The B-17 usually has a crew of four to five people and the P-63 is a single-pilot aircraft.
"This is a World War II flight demonstration type airshow where we highlight the aircraft and their capabilities," says Coates. "The maneuvers that they were going thee were not dynamic at all. It was what we call ‘Bombers on parade’."
According to Dallas County Judge Clay Jenkins, the Dallas County Medical Examiner's Office confirmed six people died in the incident.
According to Coates, the names of those involved until all next of kin are informed and he receives consensus from the National Transportation Safety Board (NTSB) and other working agencies.
Allied Pilots Association shared that two of their members, Terry Baker and Len Root, were among those who died in the accident. The APA is the labor union representing American Airlines pilots.
The families of those involved are being taken care of and receiving counseling, Coates says.
"The people that are flying in the airshows are volunteers. There is a very strict process of training and hours. All the pilots are vetted very carefully. Many of them have been flying for us for 20, 30 years, or longer. What I can tell you, this is not their first rodeo. These guys are very well-versed."
The plane collision is currently under investigation by the Federal Aviation Administration and Dallas-based agencies.

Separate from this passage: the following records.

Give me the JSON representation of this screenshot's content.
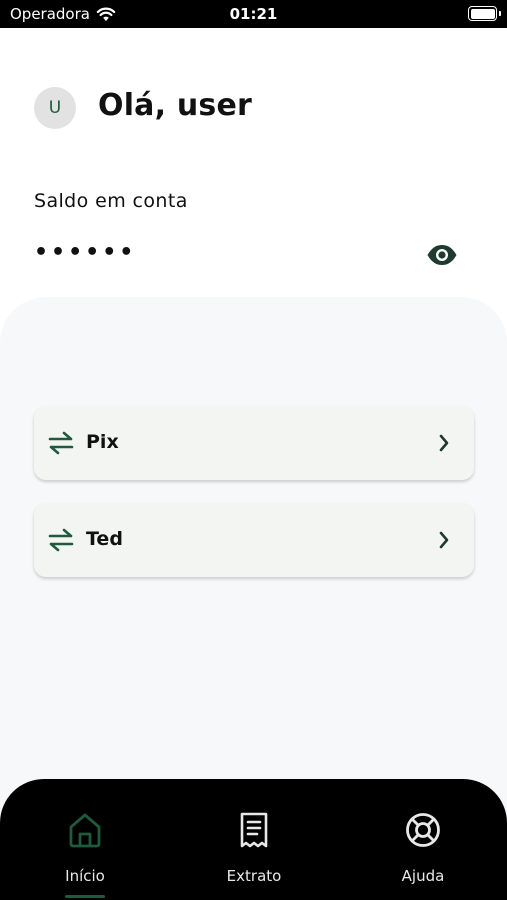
{
  "status_bar": {
    "carrier": "Operadora",
    "time": "01:21"
  },
  "header": {
    "avatar_initial": "U",
    "greeting": "Olá, user"
  },
  "balance": {
    "label": "Saldo em conta",
    "masked_value": "••••••",
    "visibility_icon": "eye-icon"
  },
  "actions": [
    {
      "label": "Pix",
      "icon": "transfer-arrows-icon"
    },
    {
      "label": "Ted",
      "icon": "transfer-arrows-icon"
    }
  ],
  "bottom_nav": {
    "items": [
      {
        "label": "Início",
        "icon": "home-icon",
        "active": true
      },
      {
        "label": "Extrato",
        "icon": "receipt-icon",
        "active": false
      },
      {
        "label": "Ajuda",
        "icon": "lifebuoy-icon",
        "active": false
      }
    ]
  },
  "colors": {
    "accent": "#1f5a3c",
    "nav_background": "#000000",
    "panel_background": "#f7f8f9"
  }
}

The NTSB will also conduct a thorough investigation into the cause of the accident. At this time, no additional information is available.